Another interesting attempt for spaceguard in Hayabusa mission is to estimate the landing position of the reentry capsule on Earth. Of course, the landing position was estimated precisely by the radio navigation. However, assuming that Hayabusa was an asteroid that moved along the collision trajectory to Earth, we tried to estimate the landing (or colliding) position by optical observations. Optical observations by the ground-based telescopes were successful in the observatories of Tenaga, Mt. Lemon, Subaru, and CFHT. We got 23 data 10 to 8 hours before the landing. Using only these optical data without the information from the radio navigation, we estimated the landing position of the reentry capsule. The result was that the landing position was estimated with the error of about 560km (Fig.4).
Now let’s move on to Hayabusa2. Hayabusa2 is also an asteroid sample return mission. It was launched on December 3, 2014, and now it is on the way to the target asteroid (162173) Ryugu. Hayabusa2 will arrive at Ryugu in June – July 2018, and return to the Earth at the end of 2020 (Fig.5).
From the point of Spaceguard, the most important role of Hayabusa2 is to reveal the nature of small C-type asteroid. Asteroid Ryugu was selected because it is C-type. The science purpose of Hayabusa2 is to study organic matters and water, which may be in the surface material of Ryugu. The size of Ryugu is estimated as 900m and it approach Earth closely (Fig.6). Therefore, Ryugu is another realistic candidate that will collide to Earth. Is the structure a rubble pile again like Itokawa? Hayabusa2 will give us the answer to this question.
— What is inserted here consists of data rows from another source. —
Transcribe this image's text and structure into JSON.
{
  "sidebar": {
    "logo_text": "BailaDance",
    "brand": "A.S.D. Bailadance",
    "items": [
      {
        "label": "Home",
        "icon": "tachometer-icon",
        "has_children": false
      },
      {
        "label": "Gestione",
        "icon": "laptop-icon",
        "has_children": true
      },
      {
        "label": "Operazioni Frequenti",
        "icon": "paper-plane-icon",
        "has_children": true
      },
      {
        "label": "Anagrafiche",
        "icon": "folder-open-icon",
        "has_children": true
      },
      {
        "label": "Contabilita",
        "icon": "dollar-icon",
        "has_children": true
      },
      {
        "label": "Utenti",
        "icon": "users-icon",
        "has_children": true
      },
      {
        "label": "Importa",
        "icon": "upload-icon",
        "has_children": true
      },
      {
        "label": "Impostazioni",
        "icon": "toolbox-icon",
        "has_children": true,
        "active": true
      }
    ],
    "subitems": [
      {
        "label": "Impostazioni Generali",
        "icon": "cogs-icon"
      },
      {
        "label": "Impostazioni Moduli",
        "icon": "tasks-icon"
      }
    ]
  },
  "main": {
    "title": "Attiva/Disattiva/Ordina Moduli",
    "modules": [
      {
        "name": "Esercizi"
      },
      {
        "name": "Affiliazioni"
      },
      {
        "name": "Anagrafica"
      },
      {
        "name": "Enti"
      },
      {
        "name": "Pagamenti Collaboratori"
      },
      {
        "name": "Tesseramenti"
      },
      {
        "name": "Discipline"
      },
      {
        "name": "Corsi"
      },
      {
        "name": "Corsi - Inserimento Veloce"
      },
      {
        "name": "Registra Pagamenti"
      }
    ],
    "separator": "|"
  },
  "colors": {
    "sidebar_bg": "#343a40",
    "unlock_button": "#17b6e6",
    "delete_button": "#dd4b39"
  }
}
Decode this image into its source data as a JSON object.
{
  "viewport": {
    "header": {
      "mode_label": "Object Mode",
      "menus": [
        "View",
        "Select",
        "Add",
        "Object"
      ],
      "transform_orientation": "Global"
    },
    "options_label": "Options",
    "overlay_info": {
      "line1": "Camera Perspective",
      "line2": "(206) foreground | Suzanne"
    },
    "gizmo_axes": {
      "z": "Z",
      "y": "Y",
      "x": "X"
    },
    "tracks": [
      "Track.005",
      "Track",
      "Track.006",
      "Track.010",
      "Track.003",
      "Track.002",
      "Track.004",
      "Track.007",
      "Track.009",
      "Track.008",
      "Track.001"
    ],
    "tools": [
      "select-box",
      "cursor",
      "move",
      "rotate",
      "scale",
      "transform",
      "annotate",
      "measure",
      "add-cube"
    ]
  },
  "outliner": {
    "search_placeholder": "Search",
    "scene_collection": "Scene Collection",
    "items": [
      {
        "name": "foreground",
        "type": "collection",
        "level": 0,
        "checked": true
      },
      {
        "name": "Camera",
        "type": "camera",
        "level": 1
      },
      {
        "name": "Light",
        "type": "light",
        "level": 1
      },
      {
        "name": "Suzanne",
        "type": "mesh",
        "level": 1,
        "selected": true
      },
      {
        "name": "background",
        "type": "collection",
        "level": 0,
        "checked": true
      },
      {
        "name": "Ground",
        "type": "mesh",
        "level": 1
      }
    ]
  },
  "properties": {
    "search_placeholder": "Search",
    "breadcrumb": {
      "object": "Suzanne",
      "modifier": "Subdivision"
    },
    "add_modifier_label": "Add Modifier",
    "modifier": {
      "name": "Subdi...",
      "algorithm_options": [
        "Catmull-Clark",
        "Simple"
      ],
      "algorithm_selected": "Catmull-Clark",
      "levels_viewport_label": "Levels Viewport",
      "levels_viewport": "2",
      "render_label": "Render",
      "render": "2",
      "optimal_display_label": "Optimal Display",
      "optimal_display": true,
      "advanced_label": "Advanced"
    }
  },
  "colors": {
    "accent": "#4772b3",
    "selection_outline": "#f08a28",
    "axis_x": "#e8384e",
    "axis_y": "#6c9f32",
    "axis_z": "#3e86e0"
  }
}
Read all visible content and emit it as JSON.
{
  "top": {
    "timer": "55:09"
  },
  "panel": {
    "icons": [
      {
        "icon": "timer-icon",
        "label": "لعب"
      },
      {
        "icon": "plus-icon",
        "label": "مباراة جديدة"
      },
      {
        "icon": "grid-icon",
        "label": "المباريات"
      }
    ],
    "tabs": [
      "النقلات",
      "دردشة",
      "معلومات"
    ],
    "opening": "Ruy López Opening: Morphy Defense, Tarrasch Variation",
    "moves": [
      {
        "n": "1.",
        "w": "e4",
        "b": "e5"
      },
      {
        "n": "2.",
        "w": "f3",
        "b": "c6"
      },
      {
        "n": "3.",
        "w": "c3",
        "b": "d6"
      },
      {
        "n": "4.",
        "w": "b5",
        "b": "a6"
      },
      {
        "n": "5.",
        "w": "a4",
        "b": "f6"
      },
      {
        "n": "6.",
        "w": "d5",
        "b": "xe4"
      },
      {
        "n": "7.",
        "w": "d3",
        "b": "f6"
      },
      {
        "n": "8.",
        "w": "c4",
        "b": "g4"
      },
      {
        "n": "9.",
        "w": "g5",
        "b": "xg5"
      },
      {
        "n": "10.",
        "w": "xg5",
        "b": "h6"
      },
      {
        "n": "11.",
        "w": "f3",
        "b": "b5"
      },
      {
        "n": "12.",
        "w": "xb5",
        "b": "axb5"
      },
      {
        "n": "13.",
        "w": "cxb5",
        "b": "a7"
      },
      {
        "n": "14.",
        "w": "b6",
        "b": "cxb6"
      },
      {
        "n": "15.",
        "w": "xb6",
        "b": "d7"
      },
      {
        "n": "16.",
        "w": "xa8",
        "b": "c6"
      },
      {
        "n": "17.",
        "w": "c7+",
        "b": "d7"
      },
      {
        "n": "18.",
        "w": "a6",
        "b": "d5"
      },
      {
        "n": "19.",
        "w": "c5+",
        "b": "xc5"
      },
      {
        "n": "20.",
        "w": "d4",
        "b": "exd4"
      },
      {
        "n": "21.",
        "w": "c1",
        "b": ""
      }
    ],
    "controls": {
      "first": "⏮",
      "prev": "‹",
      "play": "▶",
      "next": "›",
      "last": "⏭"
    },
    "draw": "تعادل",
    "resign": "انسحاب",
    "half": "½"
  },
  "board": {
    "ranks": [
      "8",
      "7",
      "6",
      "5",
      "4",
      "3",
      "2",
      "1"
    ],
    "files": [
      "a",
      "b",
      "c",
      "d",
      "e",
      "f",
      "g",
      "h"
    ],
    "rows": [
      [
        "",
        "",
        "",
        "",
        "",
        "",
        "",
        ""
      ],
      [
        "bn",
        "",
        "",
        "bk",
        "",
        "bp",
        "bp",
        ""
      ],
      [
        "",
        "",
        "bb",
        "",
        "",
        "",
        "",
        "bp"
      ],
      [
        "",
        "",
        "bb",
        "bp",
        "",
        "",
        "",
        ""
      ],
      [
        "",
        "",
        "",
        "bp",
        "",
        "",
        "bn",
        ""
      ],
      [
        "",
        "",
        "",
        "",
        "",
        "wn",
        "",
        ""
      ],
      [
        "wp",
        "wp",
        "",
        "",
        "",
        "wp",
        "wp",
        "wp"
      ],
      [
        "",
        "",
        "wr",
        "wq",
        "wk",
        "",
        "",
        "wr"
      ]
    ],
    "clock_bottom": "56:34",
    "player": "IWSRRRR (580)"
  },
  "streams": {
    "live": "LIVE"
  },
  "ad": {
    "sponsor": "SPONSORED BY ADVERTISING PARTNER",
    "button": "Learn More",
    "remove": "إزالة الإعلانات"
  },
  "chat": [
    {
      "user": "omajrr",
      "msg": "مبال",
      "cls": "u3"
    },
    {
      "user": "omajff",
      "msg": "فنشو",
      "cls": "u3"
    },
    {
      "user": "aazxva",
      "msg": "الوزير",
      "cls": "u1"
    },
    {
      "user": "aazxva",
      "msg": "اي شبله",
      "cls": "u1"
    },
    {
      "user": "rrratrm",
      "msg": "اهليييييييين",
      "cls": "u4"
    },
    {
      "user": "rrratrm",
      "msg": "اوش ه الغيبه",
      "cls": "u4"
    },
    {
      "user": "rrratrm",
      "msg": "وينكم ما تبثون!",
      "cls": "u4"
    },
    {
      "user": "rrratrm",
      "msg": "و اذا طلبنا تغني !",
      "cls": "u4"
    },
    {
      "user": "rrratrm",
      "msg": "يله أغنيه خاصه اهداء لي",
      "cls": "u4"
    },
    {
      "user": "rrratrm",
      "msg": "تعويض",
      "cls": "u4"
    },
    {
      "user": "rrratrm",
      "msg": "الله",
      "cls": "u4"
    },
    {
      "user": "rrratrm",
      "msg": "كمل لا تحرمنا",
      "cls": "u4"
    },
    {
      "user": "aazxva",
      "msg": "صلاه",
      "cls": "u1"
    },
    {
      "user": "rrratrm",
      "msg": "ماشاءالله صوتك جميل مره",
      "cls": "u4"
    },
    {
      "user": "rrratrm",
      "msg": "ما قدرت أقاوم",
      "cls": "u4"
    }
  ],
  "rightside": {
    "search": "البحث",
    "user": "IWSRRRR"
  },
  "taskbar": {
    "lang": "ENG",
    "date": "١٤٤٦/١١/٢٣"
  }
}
Another interesting attempt of Hayabusa2 is its impactor. Hayabusa2 has an impactor on board, and it will be released near the surface of Ryugu. The impactor will explode a few hundred meters above the surface of Ryugu and a lump of copper (2kg) will hit the surface at the speed of 2 km/s. Then we can create a small crater there. The purpose of this experiment is to get the sub-surface material. From the point of spaceguard, this is the exactly the same idea of the kinetic impactor. Of course the impactor of Hayabusa2 is quite small so we cannot change the orbit of asteroids. But I think this is a very interesting experiment for spaceguard, too.
In fact, in the early planning phase of Hayabusa2, we were discussing to have a much larger impactor. It was one spacecraft. Our idea was that Hayabusa2 and the impactor spacecraft would launched at the same time by the same launcher, and the impactor spacecraft would hit Ryugu after Hayabusa2 would observe it and get the sample from it (Fig.7). This is the similar idea that is now discussed as AIDA mission by ESA and NASA. In this case, we cannot change the orbit of Ryugu largely because Ryugu is too large to change its orbit by such a small spacecraft. But our analysis shows that such impactor spacecraft will be effective to change the orbit of asteroids in the size of 60 m. This is the similar size of the body that impacted at Tunguska in 1908.
The principal purposes of Hayabusa and Hayabusa2 are to develop technologies for sample return from small NEOs and to study the origin and evolution of the solar system bodies and the life. In addition to these, Hayabusa and Hayabusa2 will contribute to the activities of the spaceguard.
Makoto Yoshikawa, Hayabsua2 Talk Live Coordinator
June 28, 2016